Big Hero 6 is one brilliantly fun run through a lovingly realized city. I thought I’d figured out the plot a quarter of the way through, and was getting prepared for a fairly run-of-the-mill ride, but the twists come thick and fast. Ryan Potter, the voice of Hiro, is completely believably as the character, and plays the part of a 14 year old kid without being overly angsty or annoying (and you’ll be happy to know that Ryan Potter reprises his role for the Disney Infinity 2.0 set—reviewed here). Baymax is voiced by Scott Adsit (Pete from 30 Rock), and despite the robot’s onscreen lack of visual emotion, Scott’s voicework is amazing. He brings the character to life, treading that fine line between human and robotic voice. San Fransokyo is utterly, utterly gorgeously realized. The animation is crisp and colourful, and the action sequences are fast and smooth. According to Disney Animation Studios, the city model has over 83,000 buildings. That’s a huge set and a lot of detail.
On the downside, there seems to be many missed opportunities for deeper meaning. For example, the main villain wears a kabuki mask (hinting at the Japanese end of San Fransokyo, and despite the fact that Kabuki theatre uses facepaint, not masks), but there’s no indication that there’s any understanding of the deeper meaning behind the Kumadori paint colours and style on the mask—and believe me, there’s a lot of symbolism to be had. Much of the movie looks like it was done to make it easier to cash in on merchandise. In other words, the kinds of design decisions made by someone with money, and not meaning, on their mind.

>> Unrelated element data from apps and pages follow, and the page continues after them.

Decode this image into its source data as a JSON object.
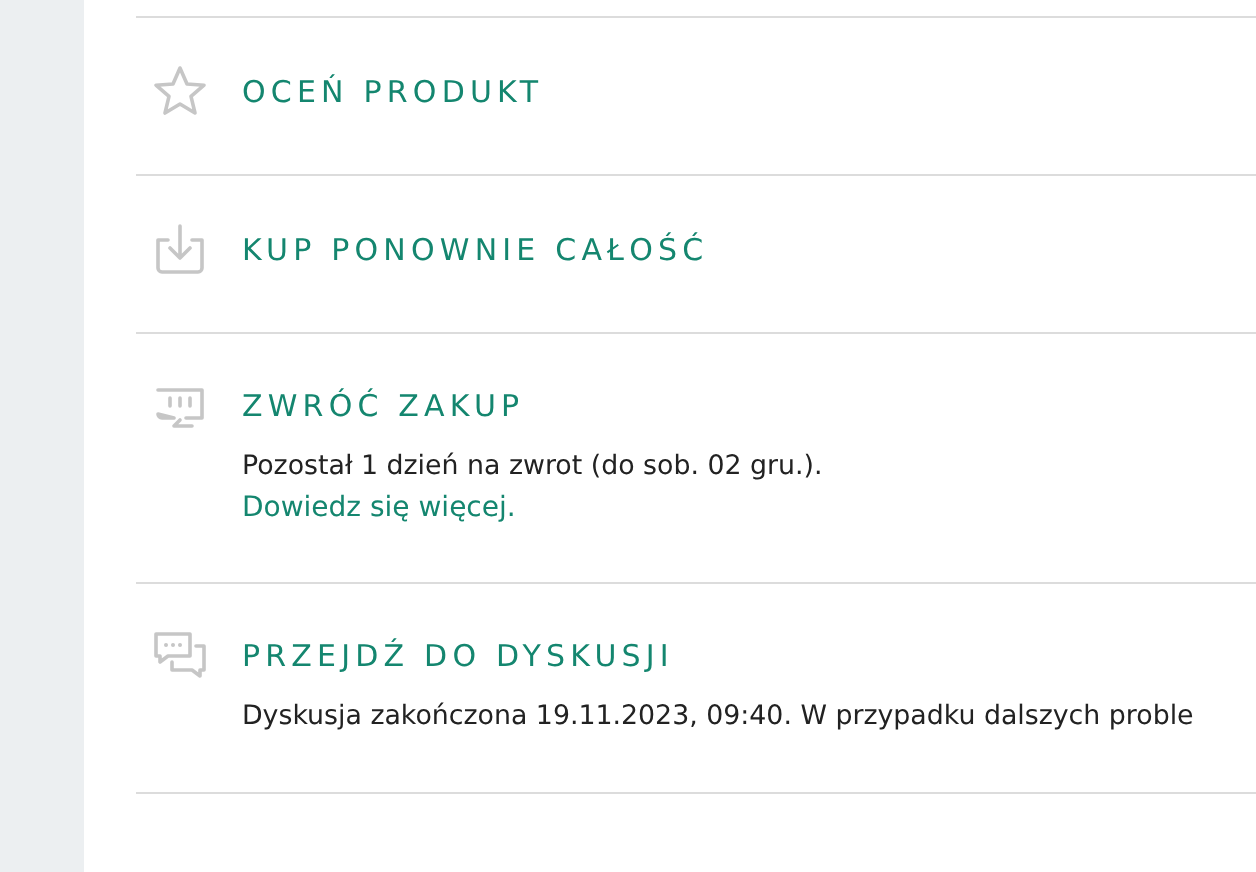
{
  "actions": [
    {
      "kind": "rate",
      "title": "OCEŃ PRODUKT"
    },
    {
      "kind": "rebuy",
      "title": "KUP PONOWNIE CAŁOŚĆ"
    },
    {
      "kind": "return",
      "title": "ZWRÓĆ ZAKUP",
      "text": "Pozostał 1 dzień na zwrot (do sob. 02 gru.).",
      "link": "Dowiedz się więcej."
    },
    {
      "kind": "discussion",
      "title": "PRZEJDŹ DO DYSKUSJI",
      "text": "Dyskusja zakończona 19.11.2023, 09:40. W przypadku dalszych proble"
    }
  ]
}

Yes, it’s still a movie for kids, but there’s very little respect for the source material. Furthermore, the villain leaves a few fairly large plot holes. Why does he use his powers in one way, and not in a more efficient, more effective way? It’s the kinds of questions that keep me awake at night.
Despite that, it’s still a brilliantly fun journey. Just because it’s aimed at kids, doesn’t mean you shouldn’t just forget the real world for a bit and enjoy the ride. Younger kids may find it a little overwhelming, and may not fully understand the story, but they’ll still fall in love with, and want their own Baymax. And honestly, if Disney doesn’t make a TV show out of this, I will be very, very upset.
Final Score: 8.5 Big Hero Prawns out of 10
Director: Don Hall and Chris Williams
Producer: John Lassiter and Roy Conli
Screenplay: Dan Gerson, Rob Baird, Jordan Roberts
Starring: Ryan Potter, Scott Adsit, Daniel Henney, TJ Miller, Jamie Chung, Damon Wayans, Genesis Rodriguez, Alan Tudyk, James Cromwell
Studio: Disney Animation Studios
Distributor: Walt Disney Pictures
Age Rating: All
Release Date: 24 December 2014
Running Time: 102 minutes